Columbia International Affairs Online: Working Papers

CIAO DATE: 11/2012

Freeing the Global Market: How to Boost the Economy by Curbing Regulatory Distortions

Shanker A. Singham

October 2012

Council on Foreign Relations

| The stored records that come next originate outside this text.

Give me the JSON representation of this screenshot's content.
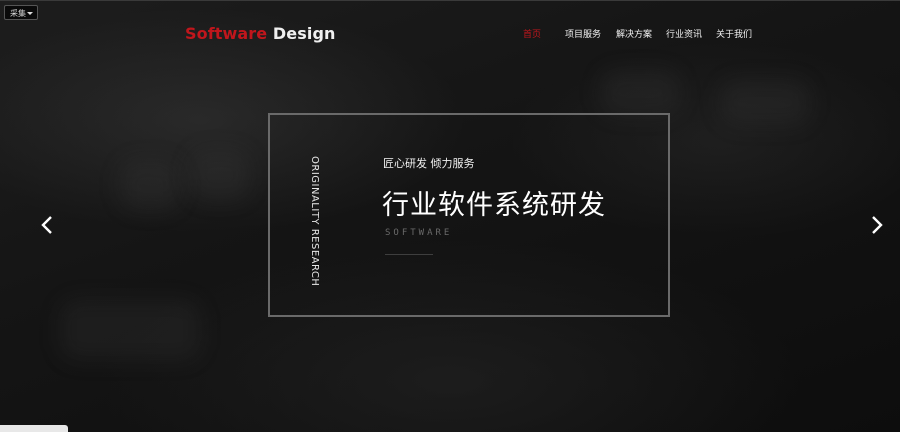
{
  "collect_button": {
    "label": "采集"
  },
  "logo": {
    "part1": "Software",
    "part2": " Design"
  },
  "nav": {
    "items": [
      {
        "label": "首页",
        "active": true
      },
      {
        "label": "项目服务",
        "active": false
      },
      {
        "label": "解决方案",
        "active": false
      },
      {
        "label": "行业资讯",
        "active": false
      },
      {
        "label": "关于我们",
        "active": false
      }
    ]
  },
  "banner": {
    "vertical_text": "ORIGINALITY RESEARCH",
    "subtitle": "匠心研发  倾力服务",
    "headline": "行业软件系统研发",
    "tagline": "SOFTWARE"
  },
  "carousel": {
    "prev_icon": "chevron-left-icon",
    "next_icon": "chevron-right-icon"
  },
  "colors": {
    "accent": "#c0161c",
    "text": "#f2f2f2",
    "frame": "#6a6a6a",
    "background": "#151515"
  }
}
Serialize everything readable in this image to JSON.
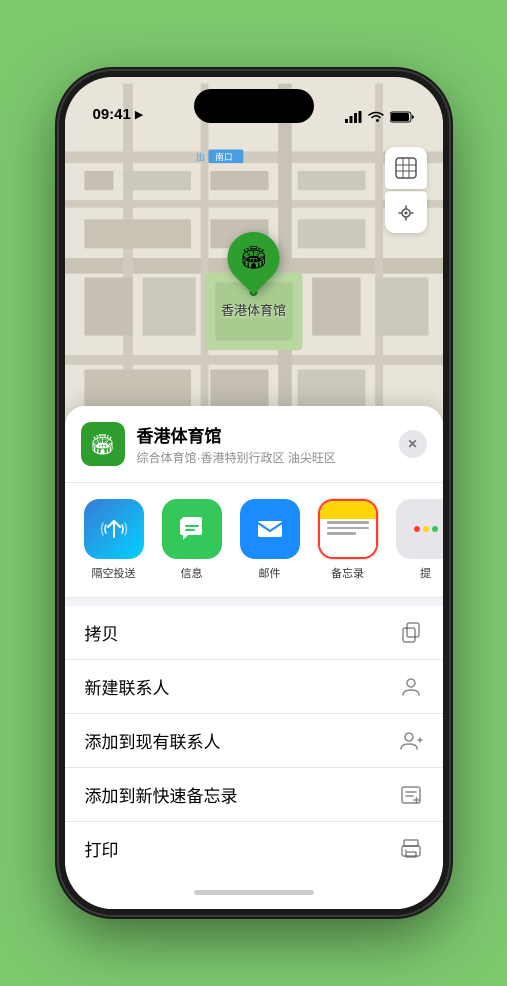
{
  "status_bar": {
    "time": "09:41",
    "location_icon": "▶"
  },
  "map": {
    "label": "南口",
    "pin_emoji": "🏟",
    "pin_label": "香港体育馆"
  },
  "location_card": {
    "name": "香港体育馆",
    "subtitle": "综合体育馆·香港特别行政区 油尖旺区",
    "close_label": "✕"
  },
  "share_items": [
    {
      "id": "airdrop",
      "label": "隔空投送",
      "icon_type": "airdrop"
    },
    {
      "id": "message",
      "label": "信息",
      "icon_type": "message"
    },
    {
      "id": "mail",
      "label": "邮件",
      "icon_type": "mail"
    },
    {
      "id": "notes",
      "label": "备忘录",
      "icon_type": "notes"
    },
    {
      "id": "more",
      "label": "提",
      "icon_type": "more"
    }
  ],
  "action_items": [
    {
      "id": "copy",
      "label": "拷贝",
      "icon": "📋"
    },
    {
      "id": "new-contact",
      "label": "新建联系人",
      "icon": "👤"
    },
    {
      "id": "add-existing",
      "label": "添加到现有联系人",
      "icon": "👤"
    },
    {
      "id": "add-quick-note",
      "label": "添加到新快速备忘录",
      "icon": "📝"
    },
    {
      "id": "print",
      "label": "打印",
      "icon": "🖨"
    }
  ],
  "map_controls": {
    "map_icon": "🗺",
    "location_icon": "➤"
  },
  "colors": {
    "green": "#2e9e2e",
    "accent_blue": "#007aff",
    "highlight_red": "#ff3b30"
  }
}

The U.S. economy faces major challenges competing internationally. One of the most worrisome is the growing use in China and other advanced developing countries of anticompetitive market distortions (ACMDs)—including regulatory protection that privileges specific companies—which put foreign competitors at a disadvantage. ACMDs are government actions that give certain business interests artificial competitive advantages over their rivals, be they foreign or domestic, to the detriment of consumer welfare. These market distortions are especially damaging to the industries in which the United States enjoys the greatest comparative advantages, but they are also harmful to the long-term prosperity of developing economies and cost the global economy trillions of dollars. To combat ACMDs, the conventional trade policy approach of focusing on the removal of narrow market access barriers is inadequate. Trade negotiations traditionally involve countries removing domestic barriers protecting import-sensitive industries in exchange for greater access abroad for successful export industries. Opposing trade ministries are the only parties at the negotiating table. Yet this approach does not build competitive markets and drive through regulatory reform. Instead, the United States and other countries should initiate new international negotiations that bring to the table those who advocate for exporters (typically trade ministries) and those who advocate for domestic consumers and competing firms (typically competition agencies). Such negotiations would have the goal of maximizing consumer welfare, using competition to deliver more and better goods and services at lower prices.